- Goal of the exercise
Number of lines with "from" in the data: give that figure by itself.

- Supplied records
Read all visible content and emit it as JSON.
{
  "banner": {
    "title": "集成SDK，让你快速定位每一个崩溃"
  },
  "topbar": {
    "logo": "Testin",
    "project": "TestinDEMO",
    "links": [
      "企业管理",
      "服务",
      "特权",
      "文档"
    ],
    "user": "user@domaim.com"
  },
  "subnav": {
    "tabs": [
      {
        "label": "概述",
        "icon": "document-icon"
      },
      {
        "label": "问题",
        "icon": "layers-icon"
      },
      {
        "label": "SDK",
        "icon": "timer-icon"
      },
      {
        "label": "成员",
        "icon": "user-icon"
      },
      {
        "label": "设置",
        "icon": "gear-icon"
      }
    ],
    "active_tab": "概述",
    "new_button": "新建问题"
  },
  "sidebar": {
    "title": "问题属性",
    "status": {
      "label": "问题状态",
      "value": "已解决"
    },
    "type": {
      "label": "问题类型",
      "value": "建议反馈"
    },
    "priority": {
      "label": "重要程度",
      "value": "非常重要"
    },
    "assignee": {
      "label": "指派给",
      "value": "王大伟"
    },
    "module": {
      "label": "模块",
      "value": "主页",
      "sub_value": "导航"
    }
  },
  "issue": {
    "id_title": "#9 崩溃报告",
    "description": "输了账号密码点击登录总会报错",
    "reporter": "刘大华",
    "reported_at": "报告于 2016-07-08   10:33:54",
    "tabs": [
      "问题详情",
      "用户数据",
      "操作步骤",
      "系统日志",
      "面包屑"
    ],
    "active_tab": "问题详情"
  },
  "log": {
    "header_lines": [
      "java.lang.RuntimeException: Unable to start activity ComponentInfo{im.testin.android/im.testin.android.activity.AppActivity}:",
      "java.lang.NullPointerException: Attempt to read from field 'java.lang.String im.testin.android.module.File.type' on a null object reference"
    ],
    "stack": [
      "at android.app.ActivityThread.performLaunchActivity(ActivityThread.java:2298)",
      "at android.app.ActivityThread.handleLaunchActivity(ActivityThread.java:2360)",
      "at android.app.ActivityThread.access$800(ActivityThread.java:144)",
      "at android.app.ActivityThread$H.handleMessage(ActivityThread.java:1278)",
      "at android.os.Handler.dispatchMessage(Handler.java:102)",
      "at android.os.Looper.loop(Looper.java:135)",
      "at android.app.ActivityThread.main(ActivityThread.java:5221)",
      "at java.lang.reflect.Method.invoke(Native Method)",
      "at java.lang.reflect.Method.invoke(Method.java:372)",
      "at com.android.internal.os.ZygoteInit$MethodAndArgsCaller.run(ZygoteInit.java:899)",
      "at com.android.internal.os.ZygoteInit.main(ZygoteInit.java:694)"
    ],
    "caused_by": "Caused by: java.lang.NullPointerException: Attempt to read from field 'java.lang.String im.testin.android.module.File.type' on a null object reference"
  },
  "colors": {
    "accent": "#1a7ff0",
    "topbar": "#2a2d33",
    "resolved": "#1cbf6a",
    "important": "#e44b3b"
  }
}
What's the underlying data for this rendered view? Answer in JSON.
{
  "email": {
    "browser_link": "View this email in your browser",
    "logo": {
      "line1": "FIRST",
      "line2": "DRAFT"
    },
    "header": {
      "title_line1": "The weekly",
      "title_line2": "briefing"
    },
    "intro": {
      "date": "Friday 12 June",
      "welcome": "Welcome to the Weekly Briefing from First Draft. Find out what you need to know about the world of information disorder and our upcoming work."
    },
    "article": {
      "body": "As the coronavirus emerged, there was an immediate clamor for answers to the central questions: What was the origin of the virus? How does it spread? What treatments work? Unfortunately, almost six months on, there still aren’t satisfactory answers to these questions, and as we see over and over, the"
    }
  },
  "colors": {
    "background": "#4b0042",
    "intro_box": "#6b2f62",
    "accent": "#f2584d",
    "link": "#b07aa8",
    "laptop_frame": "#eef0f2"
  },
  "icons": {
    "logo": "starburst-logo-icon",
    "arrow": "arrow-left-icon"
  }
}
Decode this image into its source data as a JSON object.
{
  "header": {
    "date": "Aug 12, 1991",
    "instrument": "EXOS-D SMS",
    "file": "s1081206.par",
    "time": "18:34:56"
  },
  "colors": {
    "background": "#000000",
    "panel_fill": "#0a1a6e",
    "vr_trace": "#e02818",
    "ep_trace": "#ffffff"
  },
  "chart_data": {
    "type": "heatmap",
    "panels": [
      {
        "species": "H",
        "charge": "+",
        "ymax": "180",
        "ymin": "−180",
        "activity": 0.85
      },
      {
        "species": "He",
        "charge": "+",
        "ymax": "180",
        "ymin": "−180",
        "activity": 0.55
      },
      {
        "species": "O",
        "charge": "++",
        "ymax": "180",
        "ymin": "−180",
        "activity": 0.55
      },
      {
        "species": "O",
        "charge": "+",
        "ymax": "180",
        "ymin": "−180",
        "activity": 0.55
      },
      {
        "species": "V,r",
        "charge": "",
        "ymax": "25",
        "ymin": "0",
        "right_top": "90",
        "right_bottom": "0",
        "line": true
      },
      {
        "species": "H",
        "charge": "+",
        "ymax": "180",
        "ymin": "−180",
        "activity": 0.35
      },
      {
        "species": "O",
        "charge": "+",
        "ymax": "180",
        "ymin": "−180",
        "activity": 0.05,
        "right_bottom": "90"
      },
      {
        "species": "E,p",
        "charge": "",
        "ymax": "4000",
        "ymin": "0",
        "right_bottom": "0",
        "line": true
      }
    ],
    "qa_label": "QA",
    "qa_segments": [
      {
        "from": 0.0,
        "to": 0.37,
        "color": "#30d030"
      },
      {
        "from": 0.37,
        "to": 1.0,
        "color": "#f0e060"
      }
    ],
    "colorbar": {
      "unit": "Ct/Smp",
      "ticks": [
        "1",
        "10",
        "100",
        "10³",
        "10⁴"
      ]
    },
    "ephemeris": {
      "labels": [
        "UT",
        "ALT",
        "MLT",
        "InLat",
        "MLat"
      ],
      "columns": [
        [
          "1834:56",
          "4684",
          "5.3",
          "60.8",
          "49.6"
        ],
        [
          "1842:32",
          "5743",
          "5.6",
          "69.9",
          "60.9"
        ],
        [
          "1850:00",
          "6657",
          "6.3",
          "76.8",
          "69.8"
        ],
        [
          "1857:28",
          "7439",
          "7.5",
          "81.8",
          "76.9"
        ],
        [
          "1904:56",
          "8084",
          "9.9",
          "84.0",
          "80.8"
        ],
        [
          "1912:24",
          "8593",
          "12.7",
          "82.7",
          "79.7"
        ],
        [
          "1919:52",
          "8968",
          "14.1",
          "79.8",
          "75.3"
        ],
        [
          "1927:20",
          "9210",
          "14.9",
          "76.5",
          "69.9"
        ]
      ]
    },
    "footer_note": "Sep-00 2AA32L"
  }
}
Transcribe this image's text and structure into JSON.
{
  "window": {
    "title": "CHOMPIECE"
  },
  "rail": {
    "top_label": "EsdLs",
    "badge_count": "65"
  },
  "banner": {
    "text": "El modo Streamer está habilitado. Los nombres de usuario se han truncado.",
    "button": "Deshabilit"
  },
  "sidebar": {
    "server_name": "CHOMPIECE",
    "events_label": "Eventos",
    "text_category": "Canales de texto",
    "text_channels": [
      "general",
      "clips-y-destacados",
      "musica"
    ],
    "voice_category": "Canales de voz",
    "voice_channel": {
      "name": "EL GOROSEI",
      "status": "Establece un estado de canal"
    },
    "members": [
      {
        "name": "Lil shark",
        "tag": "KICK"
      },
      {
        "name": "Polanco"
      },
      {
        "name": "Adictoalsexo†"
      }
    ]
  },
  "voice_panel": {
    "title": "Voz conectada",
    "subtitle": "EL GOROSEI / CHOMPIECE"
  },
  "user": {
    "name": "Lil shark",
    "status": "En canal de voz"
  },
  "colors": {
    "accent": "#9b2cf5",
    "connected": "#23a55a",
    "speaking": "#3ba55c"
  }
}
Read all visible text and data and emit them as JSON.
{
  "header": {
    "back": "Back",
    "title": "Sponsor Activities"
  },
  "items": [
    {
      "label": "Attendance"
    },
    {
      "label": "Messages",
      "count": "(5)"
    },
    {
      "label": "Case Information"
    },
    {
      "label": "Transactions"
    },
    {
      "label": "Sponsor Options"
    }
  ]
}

- Result of the exercise
5